It’s hard to imagine that a mere CD could fulfill such a messianic purpose. But the first cut, “Scenes of horror, scenes of woe,” from Handel’s Jephtha, gives a sense of what she’s up to ...

Opera News

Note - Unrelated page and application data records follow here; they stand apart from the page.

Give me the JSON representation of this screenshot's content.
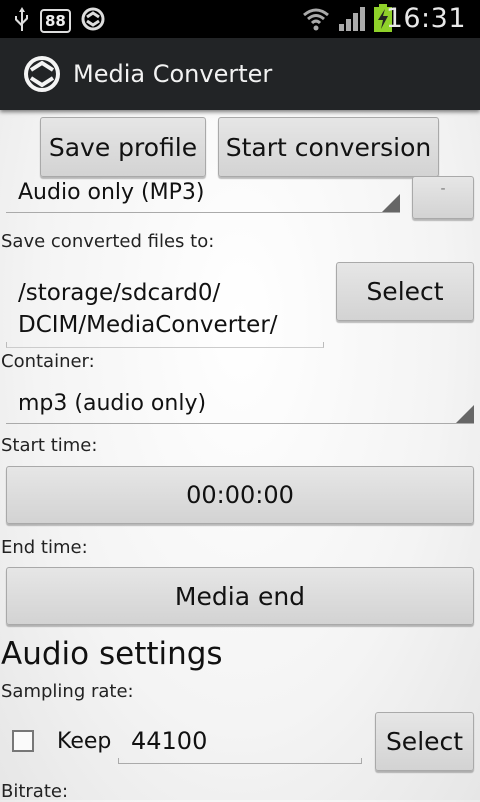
{
  "status_bar": {
    "icons_left": [
      "usb-icon",
      "notification-badge",
      "sync-icon"
    ],
    "badge_text": "88",
    "icons_right": [
      "wifi-icon",
      "signal-icon",
      "battery-charging-icon"
    ],
    "time": "16:31"
  },
  "action_bar": {
    "app_icon": "media-converter-logo",
    "title": "Media Converter"
  },
  "toolbar": {
    "save_profile": "Save profile",
    "start_conversion": "Start conversion"
  },
  "profile": {
    "selected": "Audio only (MP3)",
    "remove_label": "-"
  },
  "output": {
    "label": "Save converted files to:",
    "path_line1": "/storage/sdcard0/",
    "path_line2": "DCIM/MediaConverter/",
    "select_label": "Select"
  },
  "container": {
    "label": "Container:",
    "selected": "mp3 (audio only)"
  },
  "start_time": {
    "label": "Start time:",
    "value": "00:00:00"
  },
  "end_time": {
    "label": "End time:",
    "value": "Media end"
  },
  "audio": {
    "heading": "Audio settings",
    "sampling_label": "Sampling rate:",
    "keep_label": "Keep",
    "keep_checked": false,
    "sampling_value": "44100",
    "select_label": "Select",
    "bitrate_label": "Bitrate:"
  }
}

I had last heard this aria in Susan Gritton’s trim, well-mannered reading on the Sixteen’s recent recording of the complete oratorio. DiDonato’s version is something else entirely. The sharp attack of her singing gives it an almost shocking immediacy; the hammer-stroke articulation of the line “rising from the shades below” makes it seem as if the “scenes of horror” were indeed dredged up from hell. The barbarities she describes, rather than transpiring in the conveniently distant past, could be in Aleppo or at Pulse in Orlando. By making the aria so visceral, DiDonato tells us that the act of performing music—and of listening to it—needn’t be a purely aesthetic endeavor but a means of understanding the world we live in.

The entire recital benefits from the American mezzo’s warmth of tone and prodigious technique—fully expected but nonetheless welcome. (The pinging staccato arpeggios in “Par che di giubilo,” from Niccolò Jommelli’s Attilio Regolo, all but defy credibility.) Under Maxim Emelyanychev, the musicians of the Italian period-instrument orchestra Il Pomo d’Oro play with vigor, commitment and emotional specificity, co-navigators on DiDonato’s voyage of exploration.”

Fred Cohn – Opera News